Start of Listed entries
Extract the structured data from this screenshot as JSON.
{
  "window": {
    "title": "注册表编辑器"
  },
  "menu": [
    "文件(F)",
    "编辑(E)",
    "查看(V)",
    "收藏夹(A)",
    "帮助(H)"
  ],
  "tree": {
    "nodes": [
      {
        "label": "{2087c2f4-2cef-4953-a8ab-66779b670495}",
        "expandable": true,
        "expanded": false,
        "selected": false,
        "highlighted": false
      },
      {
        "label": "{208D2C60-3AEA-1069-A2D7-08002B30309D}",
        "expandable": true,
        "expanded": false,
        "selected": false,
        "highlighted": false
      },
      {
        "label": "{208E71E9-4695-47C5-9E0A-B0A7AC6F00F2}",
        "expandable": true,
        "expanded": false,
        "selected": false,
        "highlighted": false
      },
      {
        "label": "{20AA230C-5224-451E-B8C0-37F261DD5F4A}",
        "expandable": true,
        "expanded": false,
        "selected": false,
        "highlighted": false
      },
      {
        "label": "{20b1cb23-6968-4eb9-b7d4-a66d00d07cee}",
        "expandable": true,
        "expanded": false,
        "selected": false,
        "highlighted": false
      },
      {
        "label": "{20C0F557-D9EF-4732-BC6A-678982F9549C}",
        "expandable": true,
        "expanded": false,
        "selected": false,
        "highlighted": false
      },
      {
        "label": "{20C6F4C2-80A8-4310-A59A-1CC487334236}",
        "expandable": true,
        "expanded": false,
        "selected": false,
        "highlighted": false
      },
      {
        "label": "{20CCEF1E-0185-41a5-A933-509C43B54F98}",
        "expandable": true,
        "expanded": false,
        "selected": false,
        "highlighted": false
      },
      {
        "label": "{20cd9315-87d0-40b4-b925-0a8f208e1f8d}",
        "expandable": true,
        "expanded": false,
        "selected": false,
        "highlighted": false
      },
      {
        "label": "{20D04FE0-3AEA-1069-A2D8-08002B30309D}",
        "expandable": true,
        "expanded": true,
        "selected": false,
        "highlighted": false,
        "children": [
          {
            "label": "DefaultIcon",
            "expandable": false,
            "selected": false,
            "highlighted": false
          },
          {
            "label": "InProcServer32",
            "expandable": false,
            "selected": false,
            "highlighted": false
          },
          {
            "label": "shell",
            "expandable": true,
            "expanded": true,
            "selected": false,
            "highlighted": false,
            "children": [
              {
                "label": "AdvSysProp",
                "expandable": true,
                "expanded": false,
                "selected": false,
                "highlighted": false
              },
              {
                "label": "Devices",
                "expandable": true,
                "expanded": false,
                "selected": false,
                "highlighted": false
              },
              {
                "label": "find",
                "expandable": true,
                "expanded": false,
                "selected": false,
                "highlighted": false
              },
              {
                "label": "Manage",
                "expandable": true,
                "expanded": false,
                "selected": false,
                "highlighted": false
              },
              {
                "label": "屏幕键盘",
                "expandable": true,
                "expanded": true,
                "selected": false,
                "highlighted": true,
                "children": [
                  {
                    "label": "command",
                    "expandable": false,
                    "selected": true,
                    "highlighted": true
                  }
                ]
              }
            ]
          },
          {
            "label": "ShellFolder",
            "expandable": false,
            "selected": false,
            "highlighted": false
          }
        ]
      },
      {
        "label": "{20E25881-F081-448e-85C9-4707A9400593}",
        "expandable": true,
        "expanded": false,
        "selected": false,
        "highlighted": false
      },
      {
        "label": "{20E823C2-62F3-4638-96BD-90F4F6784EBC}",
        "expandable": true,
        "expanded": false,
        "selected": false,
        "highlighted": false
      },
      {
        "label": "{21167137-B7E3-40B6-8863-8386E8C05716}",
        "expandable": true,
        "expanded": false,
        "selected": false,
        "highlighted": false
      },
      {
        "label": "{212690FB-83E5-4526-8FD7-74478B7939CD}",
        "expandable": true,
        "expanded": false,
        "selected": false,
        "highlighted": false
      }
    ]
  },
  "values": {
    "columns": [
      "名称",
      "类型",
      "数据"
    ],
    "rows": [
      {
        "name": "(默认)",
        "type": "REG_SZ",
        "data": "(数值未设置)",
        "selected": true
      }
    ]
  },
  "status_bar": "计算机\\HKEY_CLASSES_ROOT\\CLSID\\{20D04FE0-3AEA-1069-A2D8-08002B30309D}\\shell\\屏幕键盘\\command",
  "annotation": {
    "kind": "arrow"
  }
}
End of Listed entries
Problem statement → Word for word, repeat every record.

Task solution →
Extract the structured data from this screenshot as JSON.
{
  "window": {
    "title": "注册表编辑器"
  },
  "menu": [
    "文件(F)",
    "编辑(E)",
    "查看(V)",
    "收藏夹(A)",
    "帮助(H)"
  ],
  "tree": {
    "nodes": [
      {
        "label": "{2087c2f4-2cef-4953-a8ab-66779b670495}",
        "expandable": true,
        "expanded": false,
        "selected": false,
        "highlighted": false
      },
      {
        "label": "{208D2C60-3AEA-1069-A2D7-08002B30309D}",
        "expandable": true,
        "expanded": false,
        "selected": false,
        "highlighted": false
      },
      {
        "label": "{208E71E9-4695-47C5-9E0A-B0A7AC6F00F2}",
        "expandable": true,
        "expanded": false,
        "selected": false,
        "highlighted": false
      },
      {
        "label": "{20AA230C-5224-451E-B8C0-37F261DD5F4A}",
        "expandable": true,
        "expanded": false,
        "selected": false,
        "highlighted": false
      },
      {
        "label": "{20b1cb23-6968-4eb9-b7d4-a66d00d07cee}",
        "expandable": true,
        "expanded": false,
        "selected": false,
        "highlighted": false
      },
      {
        "label": "{20C0F557-D9EF-4732-BC6A-678982F9549C}",
        "expandable": true,
        "expanded": false,
        "selected": false,
        "highlighted": false
      },
      {
        "label": "{20C6F4C2-80A8-4310-A59A-1CC487334236}",
        "expandable": true,
        "expanded": false,
        "selected": false,
        "highlighted": false
      },
      {
        "label": "{20CCEF1E-0185-41a5-A933-509C43B54F98}",
        "expandable": true,
        "expanded": false,
        "selected": false,
        "highlighted": false
      },
      {
        "label": "{20cd9315-87d0-40b4-b925-0a8f208e1f8d}",
        "expandable": true,
        "expanded": false,
        "selected": false,
        "highlighted": false
      },
      {
        "label": "{20D04FE0-3AEA-1069-A2D8-08002B30309D}",
        "expandable": true,
        "expanded": true,
        "selected": false,
        "highlighted": false,
        "children": [
          {
            "label": "DefaultIcon",
            "expandable": false,
            "selected": false,
            "highlighted": false
          },
          {
            "label": "InProcServer32",
            "expandable": false,
            "selected": false,
            "highlighted": false
          },
          {
            "label": "shell",
            "expandable": true,
            "expanded": true,
            "selected": false,
            "highlighted": false,
            "children": [
              {
                "label": "AdvSysProp",
                "expandable": true,
                "expanded": false,
                "selected": false,
                "highlighted": false
              },
              {
                "label": "Devices",
                "expandable": true,
                "expanded": false,
                "selected": false,
                "highlighted": false
              },
              {
                "label": "find",
                "expandable": true,
                "expanded": false,
                "selected": false,
                "highlighted": false
              },
              {
                "label": "Manage",
                "expandable": true,
                "expanded": false,
                "selected": false,
                "highlighted": false
              },
              {
                "label": "屏幕键盘",
                "expandable": true,
                "expanded": true,
                "selected": false,
                "highlighted": true,
                "children": [
                  {
                    "label": "command",
                    "expandable": false,
                    "selected": true,
                    "highlighted": true
                  }
                ]
              }
            ]
          },
          {
            "label": "ShellFolder",
            "expandable": false,
            "selected": false,
            "highlighted": false
          }
        ]
      },
      {
        "label": "{20E25881-F081-448e-85C9-4707A9400593}",
        "expandable": true,
        "expanded": false,
        "selected": false,
        "highlighted": false
      },
      {
        "label": "{20E823C2-62F3-4638-96BD-90F4F6784EBC}",
        "expandable": true,
        "expanded": false,
        "selected": false,
        "highlighted": false
      },
      {
        "label": "{21167137-B7E3-40B6-8863-8386E8C05716}",
        "expandable": true,
        "expanded": false,
        "selected": false,
        "highlighted": false
      },
      {
        "label": "{212690FB-83E5-4526-8FD7-74478B7939CD}",
        "expandable": true,
        "expanded": false,
        "selected": false,
        "highlighted": false
      }
    ]
  },
  "values": {
    "columns": [
      "名称",
      "类型",
      "数据"
    ],
    "rows": [
      {
        "name": "(默认)",
        "type": "REG_SZ",
        "data": "(数值未设置)",
        "selected": true
      }
    ]
  },
  "status_bar": "计算机\\HKEY_CLASSES_ROOT\\CLSID\\{20D04FE0-3AEA-1069-A2D8-08002B30309D}\\shell\\屏幕键盘\\command",
  "annotation": {
    "kind": "arrow"
  }
}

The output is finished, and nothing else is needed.